In his Financial Post editorial, “The Rot at Rotman”, Peter Foster vigorously condemns the Rotman School of Management, fueling this censure with the words of a recently published article by Dean Roger Martin. Foster’s editorial, printed in the Aug. 2, edition of the Financial Post, acts as a stern, if not rather hyperbolized, warning to potential students: “Anybody who thinks he might look to a business school to find a stout defence of capitalism would be well advised to steer clear of the University of Toronto’s Rotman School.”
Foster’s indictment of the school stems from the aforementioned article written by Dean Martin and published in The Globe & Mail and Harvard Business Review. Entitled The New Class Struggle, and co-written by Minhea Moldoveanu, director of Rotman’s Centre for Integrative Thinking, the article asserts that a new “class” struggle has replaced the Marxian one waged between capital and labour.
Foster’s editorial directly contests the merit of a capitalist-driven school by questioning the acumen of its dean. Foster not only judges Martin’s historical knowledge in reference to economic class conflict, he also doubts his basic familiarity with economics. Foster states: “Stripped of its jargon, what [Martin’s] article suggests is that certain talents were in high demand in the 1990s, and thus achieved what seem like extraordinary high rewards. This is economics 101.”
When asked to comment on Peter Foster’s editorial, Dean Roger Martin was very good-natured about the editorial. “I came away thinking he and I have significantly different views of how one should treat tricky and controversial topics. I think we should talk about them, Foster does not; I enjoy it and think it’s good for humanity.”
Dean Martin believes the editorial represents a divergence in opinion and nothing more; he views the editorial primarily as an attack on his method of reasoning. “I think it’s important to talk about corporate responsibility, the role of capital and labour etc, and he thinks these topics shouldn’t be discussed. He thinks dangerous things will happen if we talk about them.” Though not greatly affected by the article, Martin feels the implications made about the Rotman school were unwarranted. “The greatest level of unfairness in his editorial was the condemnation of the entire faculty. I would have rather it been a personal attack instead of one directed at the school.”
A fourth year Rotman MBA student, who wished to remain anonymous, believes Foster’s editorial is unfairly damning of both Dean Martin and the business school. “It is shortsighted to associate an article written by an academic with the beliefs of an entire institution. I would think it is overly simplistic and ignorant to presume that the article written by Roger Martin represents the philosophy of the Rotman school; it was simply an article.”

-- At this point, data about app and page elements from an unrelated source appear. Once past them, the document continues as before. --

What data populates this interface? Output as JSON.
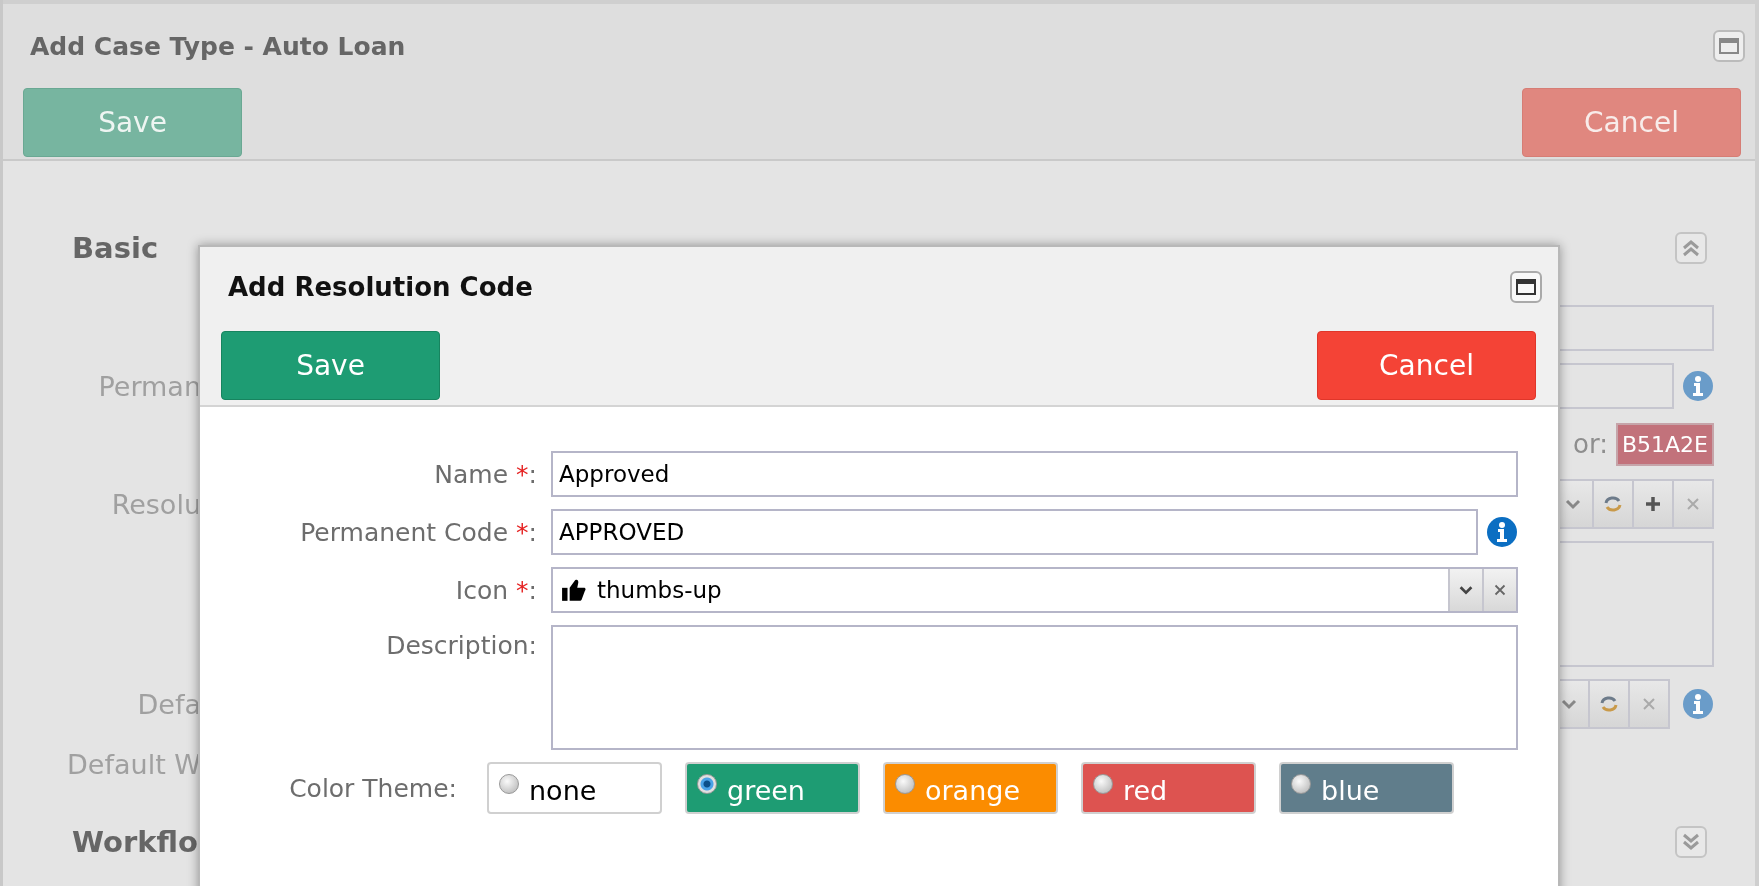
{
  "page": {
    "title": "Add Case Type - Auto Loan",
    "buttons": [
      {
        "label": "Save",
        "kind": "save"
      },
      {
        "label": "Cancel",
        "kind": "cancel"
      }
    ],
    "sections": [
      {
        "title": "Basic",
        "expanded": true,
        "rows": [
          {
            "kind": "text"
          },
          {
            "kind": "text_info",
            "label": "Perman"
          },
          {
            "kind": "color",
            "side_label": "or:",
            "value": "B51A2E"
          },
          {
            "kind": "combo_add",
            "label": "Resolu"
          },
          {
            "kind": "textarea"
          },
          {
            "kind": "combo_info",
            "label": "Defa"
          },
          {
            "kind": "label_only",
            "label": "Default W"
          }
        ]
      },
      {
        "title": "Workflo",
        "expanded": false
      }
    ]
  },
  "dialog": {
    "title": "Add Resolution Code",
    "buttons": [
      {
        "label": "Save",
        "kind": "save"
      },
      {
        "label": "Cancel",
        "kind": "cancel"
      }
    ],
    "fields": [
      {
        "label": "Name",
        "required_mark": "*",
        "colon": ":",
        "kind": "text",
        "value": "Approved"
      },
      {
        "label": "Permanent Code",
        "required_mark": "*",
        "colon": ":",
        "kind": "text_info",
        "value": "APPROVED"
      },
      {
        "label": "Icon",
        "required_mark": "*",
        "colon": ":",
        "kind": "icon_select",
        "value": "thumbs-up"
      },
      {
        "label": "Description",
        "colon": ":",
        "kind": "textarea"
      }
    ],
    "color_theme": {
      "label": "Color Theme:",
      "options": [
        {
          "label": "none",
          "kind": "plain",
          "color": "#ffffff",
          "selected": false
        },
        {
          "label": "green",
          "kind": "swatch",
          "color": "#1e9c73",
          "selected": true
        },
        {
          "label": "orange",
          "kind": "swatch",
          "color": "#fb8c00",
          "selected": false
        },
        {
          "label": "red",
          "kind": "swatch",
          "color": "#dd5350",
          "selected": false
        },
        {
          "label": "blue",
          "kind": "swatch",
          "color": "#607d8b",
          "selected": false
        }
      ]
    }
  }
}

“Dean Martin” she notes, “has been involved with initiatives associated with productivity and competitiveness.” The Task Force on Competitiveness, Productivity and Economic Progress, an independent task force led by Dean Martin, is responsible for measuring and monitoring Ontario’s productivity, competitiveness and economic progress in relation to other provinces and the U.S.